**Instructions for the task**
Every line of the listing that contains the word "glyph" is to be copied out.

**Information given**
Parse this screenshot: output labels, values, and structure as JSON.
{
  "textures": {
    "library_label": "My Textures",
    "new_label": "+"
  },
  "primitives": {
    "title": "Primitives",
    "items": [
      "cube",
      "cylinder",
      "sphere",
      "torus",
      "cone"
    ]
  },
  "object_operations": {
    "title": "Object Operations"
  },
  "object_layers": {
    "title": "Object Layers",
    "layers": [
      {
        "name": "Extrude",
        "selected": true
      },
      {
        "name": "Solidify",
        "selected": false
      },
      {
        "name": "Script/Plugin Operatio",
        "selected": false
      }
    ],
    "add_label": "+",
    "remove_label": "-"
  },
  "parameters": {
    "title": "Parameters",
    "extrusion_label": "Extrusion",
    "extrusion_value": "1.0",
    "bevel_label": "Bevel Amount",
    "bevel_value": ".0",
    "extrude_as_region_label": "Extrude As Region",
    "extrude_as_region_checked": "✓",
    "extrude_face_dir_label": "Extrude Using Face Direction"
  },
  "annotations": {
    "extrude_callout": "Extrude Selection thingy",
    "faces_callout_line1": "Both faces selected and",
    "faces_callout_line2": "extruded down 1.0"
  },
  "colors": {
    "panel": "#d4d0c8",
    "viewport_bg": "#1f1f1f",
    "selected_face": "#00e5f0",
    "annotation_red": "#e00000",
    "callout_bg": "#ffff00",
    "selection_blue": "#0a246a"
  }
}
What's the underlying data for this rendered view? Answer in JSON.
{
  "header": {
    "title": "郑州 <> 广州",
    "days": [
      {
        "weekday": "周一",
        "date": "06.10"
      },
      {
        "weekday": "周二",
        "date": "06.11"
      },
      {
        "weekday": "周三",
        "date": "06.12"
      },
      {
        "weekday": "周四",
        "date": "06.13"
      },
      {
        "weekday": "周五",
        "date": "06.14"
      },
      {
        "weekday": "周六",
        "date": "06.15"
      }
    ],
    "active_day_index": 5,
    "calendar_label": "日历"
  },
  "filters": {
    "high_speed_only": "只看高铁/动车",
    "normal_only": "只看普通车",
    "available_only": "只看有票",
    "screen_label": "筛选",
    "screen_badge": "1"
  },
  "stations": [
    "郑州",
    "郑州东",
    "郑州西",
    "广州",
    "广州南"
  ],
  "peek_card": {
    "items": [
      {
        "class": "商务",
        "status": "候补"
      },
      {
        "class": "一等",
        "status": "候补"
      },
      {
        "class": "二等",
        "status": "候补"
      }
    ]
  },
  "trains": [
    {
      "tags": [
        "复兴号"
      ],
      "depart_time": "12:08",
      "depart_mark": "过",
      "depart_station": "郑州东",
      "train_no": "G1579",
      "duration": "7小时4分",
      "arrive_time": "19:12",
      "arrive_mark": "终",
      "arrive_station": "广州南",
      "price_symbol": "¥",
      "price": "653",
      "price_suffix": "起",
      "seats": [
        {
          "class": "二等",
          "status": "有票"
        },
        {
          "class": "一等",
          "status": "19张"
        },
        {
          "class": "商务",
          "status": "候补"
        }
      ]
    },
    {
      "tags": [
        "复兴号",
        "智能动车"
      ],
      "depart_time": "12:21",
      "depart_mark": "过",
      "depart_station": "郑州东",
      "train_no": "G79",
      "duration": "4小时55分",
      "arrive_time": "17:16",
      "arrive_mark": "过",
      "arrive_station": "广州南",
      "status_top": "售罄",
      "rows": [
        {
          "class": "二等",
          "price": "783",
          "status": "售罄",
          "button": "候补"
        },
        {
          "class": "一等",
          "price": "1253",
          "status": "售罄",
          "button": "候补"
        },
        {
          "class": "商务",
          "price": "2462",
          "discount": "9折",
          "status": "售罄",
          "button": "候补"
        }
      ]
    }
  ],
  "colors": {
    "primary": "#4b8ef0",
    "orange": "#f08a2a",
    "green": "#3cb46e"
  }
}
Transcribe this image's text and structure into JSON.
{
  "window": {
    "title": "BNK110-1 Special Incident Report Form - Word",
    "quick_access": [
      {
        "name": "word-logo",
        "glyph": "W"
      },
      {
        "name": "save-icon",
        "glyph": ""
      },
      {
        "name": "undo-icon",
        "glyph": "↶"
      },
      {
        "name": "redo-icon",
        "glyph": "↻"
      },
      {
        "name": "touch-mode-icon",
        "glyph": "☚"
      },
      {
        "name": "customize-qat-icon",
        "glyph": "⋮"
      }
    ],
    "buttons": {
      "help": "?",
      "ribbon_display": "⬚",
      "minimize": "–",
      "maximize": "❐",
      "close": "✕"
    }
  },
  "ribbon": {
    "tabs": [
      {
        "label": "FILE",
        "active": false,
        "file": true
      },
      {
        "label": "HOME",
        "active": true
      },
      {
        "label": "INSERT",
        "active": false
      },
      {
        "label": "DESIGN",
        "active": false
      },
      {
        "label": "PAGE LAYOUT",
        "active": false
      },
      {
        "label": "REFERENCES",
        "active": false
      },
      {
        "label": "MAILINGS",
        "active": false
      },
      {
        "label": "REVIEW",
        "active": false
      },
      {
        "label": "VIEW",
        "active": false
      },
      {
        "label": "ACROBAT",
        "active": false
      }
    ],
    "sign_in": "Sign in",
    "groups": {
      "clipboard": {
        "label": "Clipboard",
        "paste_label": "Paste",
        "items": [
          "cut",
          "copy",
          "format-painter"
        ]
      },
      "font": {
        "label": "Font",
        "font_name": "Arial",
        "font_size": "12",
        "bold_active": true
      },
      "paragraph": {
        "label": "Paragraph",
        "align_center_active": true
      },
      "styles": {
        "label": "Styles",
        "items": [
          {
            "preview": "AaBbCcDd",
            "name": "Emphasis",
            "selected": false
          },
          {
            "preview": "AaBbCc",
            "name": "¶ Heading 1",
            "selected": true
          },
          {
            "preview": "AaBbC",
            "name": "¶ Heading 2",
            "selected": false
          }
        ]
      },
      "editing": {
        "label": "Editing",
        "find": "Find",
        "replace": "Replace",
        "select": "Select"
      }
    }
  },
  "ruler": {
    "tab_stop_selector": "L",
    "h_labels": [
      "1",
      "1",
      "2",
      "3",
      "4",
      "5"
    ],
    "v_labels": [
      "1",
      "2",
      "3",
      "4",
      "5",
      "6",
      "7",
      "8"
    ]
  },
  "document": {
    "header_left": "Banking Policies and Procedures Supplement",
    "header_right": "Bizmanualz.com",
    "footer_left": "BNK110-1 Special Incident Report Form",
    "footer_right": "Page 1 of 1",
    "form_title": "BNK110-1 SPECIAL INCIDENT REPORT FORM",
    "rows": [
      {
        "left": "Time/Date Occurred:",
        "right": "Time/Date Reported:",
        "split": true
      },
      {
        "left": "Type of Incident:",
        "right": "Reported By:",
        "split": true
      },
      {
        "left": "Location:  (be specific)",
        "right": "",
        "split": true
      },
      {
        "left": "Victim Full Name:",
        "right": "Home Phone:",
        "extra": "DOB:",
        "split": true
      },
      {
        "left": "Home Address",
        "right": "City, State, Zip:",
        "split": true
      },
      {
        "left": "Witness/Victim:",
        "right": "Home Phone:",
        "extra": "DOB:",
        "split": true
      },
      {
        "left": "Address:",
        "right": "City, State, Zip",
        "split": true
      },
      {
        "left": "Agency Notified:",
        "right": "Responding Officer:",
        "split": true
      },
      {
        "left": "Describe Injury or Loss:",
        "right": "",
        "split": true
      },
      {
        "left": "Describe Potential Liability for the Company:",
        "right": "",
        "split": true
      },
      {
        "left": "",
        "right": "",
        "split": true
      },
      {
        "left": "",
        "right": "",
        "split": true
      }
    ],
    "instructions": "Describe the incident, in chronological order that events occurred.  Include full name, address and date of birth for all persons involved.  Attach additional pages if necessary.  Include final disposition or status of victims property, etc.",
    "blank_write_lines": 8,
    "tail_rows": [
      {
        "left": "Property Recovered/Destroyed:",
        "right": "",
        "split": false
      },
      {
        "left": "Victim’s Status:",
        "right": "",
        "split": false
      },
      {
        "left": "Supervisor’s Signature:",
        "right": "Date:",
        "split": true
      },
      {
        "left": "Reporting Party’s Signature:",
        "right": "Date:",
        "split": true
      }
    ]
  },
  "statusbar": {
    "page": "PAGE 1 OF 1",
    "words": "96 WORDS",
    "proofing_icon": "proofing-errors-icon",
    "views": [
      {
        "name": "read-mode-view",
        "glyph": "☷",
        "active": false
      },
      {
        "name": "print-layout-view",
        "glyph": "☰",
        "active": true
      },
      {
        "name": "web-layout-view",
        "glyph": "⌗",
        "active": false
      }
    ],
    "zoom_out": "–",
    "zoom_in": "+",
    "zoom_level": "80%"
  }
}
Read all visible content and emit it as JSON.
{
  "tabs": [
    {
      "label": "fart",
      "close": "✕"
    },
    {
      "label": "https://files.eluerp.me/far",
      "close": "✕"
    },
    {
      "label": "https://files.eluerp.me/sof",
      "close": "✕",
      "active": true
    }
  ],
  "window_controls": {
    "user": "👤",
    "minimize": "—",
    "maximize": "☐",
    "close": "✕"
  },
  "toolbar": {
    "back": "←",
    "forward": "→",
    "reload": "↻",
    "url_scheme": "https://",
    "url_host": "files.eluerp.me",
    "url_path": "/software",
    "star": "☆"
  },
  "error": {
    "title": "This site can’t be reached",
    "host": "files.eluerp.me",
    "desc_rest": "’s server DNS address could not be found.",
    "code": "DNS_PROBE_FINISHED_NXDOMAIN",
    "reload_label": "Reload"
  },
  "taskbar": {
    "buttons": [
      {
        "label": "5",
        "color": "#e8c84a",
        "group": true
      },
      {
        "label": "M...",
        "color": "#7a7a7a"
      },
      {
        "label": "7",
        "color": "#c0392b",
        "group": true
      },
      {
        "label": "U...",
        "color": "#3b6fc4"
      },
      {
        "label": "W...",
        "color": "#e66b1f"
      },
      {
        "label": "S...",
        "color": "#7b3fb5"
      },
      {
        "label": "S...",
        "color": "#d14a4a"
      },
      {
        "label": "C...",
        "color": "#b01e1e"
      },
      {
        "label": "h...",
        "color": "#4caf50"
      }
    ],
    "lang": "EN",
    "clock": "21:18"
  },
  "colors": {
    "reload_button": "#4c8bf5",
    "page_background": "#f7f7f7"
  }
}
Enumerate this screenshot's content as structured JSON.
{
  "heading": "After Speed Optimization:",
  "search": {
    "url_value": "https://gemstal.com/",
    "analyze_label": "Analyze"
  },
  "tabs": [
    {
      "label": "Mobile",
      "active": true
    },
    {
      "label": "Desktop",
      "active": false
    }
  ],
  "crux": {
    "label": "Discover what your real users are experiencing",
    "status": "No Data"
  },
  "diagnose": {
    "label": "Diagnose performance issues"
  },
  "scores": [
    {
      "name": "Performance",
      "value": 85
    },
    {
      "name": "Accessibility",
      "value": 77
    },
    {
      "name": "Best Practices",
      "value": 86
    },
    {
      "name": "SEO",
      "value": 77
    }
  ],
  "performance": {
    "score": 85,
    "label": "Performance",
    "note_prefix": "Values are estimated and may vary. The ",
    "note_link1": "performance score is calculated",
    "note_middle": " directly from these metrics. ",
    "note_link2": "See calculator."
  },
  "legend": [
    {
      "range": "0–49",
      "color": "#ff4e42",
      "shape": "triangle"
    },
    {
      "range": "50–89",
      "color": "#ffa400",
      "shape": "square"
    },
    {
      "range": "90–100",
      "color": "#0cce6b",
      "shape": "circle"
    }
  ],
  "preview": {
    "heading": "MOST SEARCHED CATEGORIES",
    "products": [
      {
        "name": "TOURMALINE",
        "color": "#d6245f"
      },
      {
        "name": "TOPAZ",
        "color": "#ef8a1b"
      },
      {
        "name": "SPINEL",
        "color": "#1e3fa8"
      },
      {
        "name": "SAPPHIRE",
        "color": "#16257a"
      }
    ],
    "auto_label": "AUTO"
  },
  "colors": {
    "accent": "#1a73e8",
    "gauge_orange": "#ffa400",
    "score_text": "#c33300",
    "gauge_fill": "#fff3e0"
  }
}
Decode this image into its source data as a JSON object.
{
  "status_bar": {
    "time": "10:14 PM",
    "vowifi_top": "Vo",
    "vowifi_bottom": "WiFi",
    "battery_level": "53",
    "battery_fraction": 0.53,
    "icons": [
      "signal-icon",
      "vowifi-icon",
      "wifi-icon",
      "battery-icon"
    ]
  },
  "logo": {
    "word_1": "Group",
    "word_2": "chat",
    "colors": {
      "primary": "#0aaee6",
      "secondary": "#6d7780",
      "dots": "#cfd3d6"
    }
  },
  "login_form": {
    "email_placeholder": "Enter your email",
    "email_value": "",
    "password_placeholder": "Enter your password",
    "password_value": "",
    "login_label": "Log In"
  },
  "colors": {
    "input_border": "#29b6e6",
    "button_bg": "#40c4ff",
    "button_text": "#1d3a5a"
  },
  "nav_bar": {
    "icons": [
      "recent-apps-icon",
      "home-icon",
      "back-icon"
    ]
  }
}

**Worked solution**
        "glyph": "W"
        "glyph": ""
        "glyph": "↶"
        "glyph": "↻"
        "glyph": "☚"
        "glyph": "⋮"
        "glyph": "☷",
        "glyph": "☰",
        "glyph": "⌗",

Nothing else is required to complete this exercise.